The field of Spanish cultural studies is expanding and Paul Julian Smith's latest book, The Moderns: Time, Space and Subjectivity in Contemporary Spanish Culture , is an exemplary work in this growing discipline. It is as academically impeccable and theoretically ambitious as it is attentive to the multiplicity of cultural formations characteristic of contemporary Spanish society. The book has an explicit double aim: to change the object of Hispanism by incorporating hitherto-unexplored new media such as photography, town planning, performance and pop music; and to analyse that new object by engaging for the first time with (mainly French) sociologically inspired cultural theory on postmodernism, the intellectual field, urbanisation and everyday life.

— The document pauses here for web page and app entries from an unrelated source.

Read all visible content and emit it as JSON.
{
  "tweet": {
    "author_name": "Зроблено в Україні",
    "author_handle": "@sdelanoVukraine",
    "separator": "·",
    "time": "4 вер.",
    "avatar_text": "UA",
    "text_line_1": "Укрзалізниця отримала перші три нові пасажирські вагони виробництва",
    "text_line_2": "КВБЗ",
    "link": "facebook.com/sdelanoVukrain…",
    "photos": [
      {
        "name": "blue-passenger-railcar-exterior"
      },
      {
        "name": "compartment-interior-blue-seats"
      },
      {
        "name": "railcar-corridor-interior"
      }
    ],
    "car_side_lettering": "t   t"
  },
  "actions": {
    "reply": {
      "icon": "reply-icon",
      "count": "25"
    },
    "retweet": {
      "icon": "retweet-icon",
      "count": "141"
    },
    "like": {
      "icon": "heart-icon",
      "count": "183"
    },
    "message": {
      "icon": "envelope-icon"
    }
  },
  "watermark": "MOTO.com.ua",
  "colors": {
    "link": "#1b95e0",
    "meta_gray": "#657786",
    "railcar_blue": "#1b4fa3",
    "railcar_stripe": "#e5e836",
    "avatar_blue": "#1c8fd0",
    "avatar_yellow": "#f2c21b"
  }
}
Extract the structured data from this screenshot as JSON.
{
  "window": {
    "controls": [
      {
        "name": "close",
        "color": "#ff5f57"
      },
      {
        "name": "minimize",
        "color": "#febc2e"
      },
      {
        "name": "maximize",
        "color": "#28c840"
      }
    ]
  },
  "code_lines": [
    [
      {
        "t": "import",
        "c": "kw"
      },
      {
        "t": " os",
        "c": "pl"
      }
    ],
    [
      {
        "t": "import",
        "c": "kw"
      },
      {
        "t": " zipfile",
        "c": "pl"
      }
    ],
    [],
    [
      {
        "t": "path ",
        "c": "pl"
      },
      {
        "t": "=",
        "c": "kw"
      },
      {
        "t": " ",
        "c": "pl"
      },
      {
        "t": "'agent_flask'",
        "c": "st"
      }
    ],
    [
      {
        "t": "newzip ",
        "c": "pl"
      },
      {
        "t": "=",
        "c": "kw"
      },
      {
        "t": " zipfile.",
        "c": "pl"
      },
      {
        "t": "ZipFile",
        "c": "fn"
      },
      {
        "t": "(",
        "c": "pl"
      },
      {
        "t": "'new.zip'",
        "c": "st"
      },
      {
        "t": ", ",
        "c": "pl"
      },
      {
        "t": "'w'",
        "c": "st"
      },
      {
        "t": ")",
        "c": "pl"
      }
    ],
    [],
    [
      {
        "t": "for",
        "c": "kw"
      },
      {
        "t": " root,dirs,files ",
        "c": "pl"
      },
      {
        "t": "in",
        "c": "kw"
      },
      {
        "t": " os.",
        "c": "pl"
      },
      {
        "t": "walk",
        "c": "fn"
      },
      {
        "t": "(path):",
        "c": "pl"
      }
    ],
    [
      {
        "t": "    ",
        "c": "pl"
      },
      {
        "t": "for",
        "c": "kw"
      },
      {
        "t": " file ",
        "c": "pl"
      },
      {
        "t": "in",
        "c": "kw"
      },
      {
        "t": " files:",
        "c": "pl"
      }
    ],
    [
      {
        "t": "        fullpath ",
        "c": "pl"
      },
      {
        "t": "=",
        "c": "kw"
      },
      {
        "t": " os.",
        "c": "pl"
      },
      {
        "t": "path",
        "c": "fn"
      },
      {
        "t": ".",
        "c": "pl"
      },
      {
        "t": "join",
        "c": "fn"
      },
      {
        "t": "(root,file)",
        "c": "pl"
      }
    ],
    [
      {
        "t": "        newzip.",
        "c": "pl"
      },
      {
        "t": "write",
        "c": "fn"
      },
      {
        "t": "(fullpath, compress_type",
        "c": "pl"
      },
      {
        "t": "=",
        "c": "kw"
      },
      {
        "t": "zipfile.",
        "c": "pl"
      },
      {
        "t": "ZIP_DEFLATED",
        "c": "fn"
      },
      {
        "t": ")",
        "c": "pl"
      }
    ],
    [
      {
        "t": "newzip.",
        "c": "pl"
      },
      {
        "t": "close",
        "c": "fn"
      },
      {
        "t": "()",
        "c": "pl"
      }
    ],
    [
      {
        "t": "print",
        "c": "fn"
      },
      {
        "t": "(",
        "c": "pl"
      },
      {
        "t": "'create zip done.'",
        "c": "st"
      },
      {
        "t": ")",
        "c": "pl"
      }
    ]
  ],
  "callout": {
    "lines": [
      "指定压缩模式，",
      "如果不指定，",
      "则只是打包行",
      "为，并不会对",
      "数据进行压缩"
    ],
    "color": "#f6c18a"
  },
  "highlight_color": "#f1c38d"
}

Smith's study focuses on the work of three authors (Francisco Umbral, Fernando Savater and self-declared "homosexual intellectual" Alberto Card!n); three film-makers (including Julio Medem and Juan José Bigas Luna); and three topics refracted through a variety of media - the replaying of history, the city and the Gypsy. These lead to the analysis of a variety of further cultural manifestations, ranging from the multimedia performances of the Catalan theatre group La Cubana to the high-tech architecture of Santiago Calatrava, and from the ethnographic photography of Cristina García Rodero to the radically deterritorialised and hybrid neo-flamenco experiments of pop-group Ketama and dancer Joaquín Cortés.
While Spaniards have not made internationally recognised contributions to the theorisation of postmodernity, and while their economic progress is still hampered by social tradition as Smith claims, their contemporary cultural practices in a variety of fields reflect the aesthetic, subjective and historical tensions of (post)modernity in a way that few can rival.
Drawing on Pierre Bourdieu's notion of the "habitus", for instance, Smith argues that Alberto Card!n's life and work constitutes an anomaly and an "improbable practice" at a time when there was simply no discursive space from which to articulate a political identity around homosexuality, let alone Aids. Card!n's chronicle of social change and "despair at the margins of the Spanish state" thus testifies to the emergence of new subjectivities, even as they are excluded from the dominant discursive consensus. Likewise, Joaquín Cortés's work and that of the pop group Ketama, against the "fatal stereotypes" found in the dominant culture, testify to the emergence of the "Gypsy" as a new, hybrid subject, incorporating nomadism and deterritorialisation, and appealing to the "tactic" (a notion that Smith takes from Michel de Certeau) as a movement through a field (the mass-media and the global market place) that is clearly not their own.
Smith's inspiring and rigorous take on contemporary Spanish culture is both against trying to reduce analysis to empirical evidence and against abandoning it to "the ecstasies of abstraction". Hence, one of the book's greatest achievements is the way that it draws attention to the specificity of individual works while attempting at the same time to integrate them into an objective account of Spanish cultural production and consumption.
Giving careful consideration to the institutional positions from which literary and philosophical discourses emerge, The Moderns warns (Hispanist) cultural critics against the dangers of "metaphysics", encouraging them to take up instead the greater challenge of what, paraphrasing the author on Medem, one might call working "on a strictly human scale".
David Vilaseca is senior lecturer in Hispanic studies, Royal Holloway, University of London.
The Moderns: Time, Space, and Subjectivity in Contemporary Spanish Culture
Author - Paul Julian Smith
ISBN - 0 19 816000 3 and 816001 1
Publisher - Oxford University Press
Price - £40.00 and £14.99
Pages - 206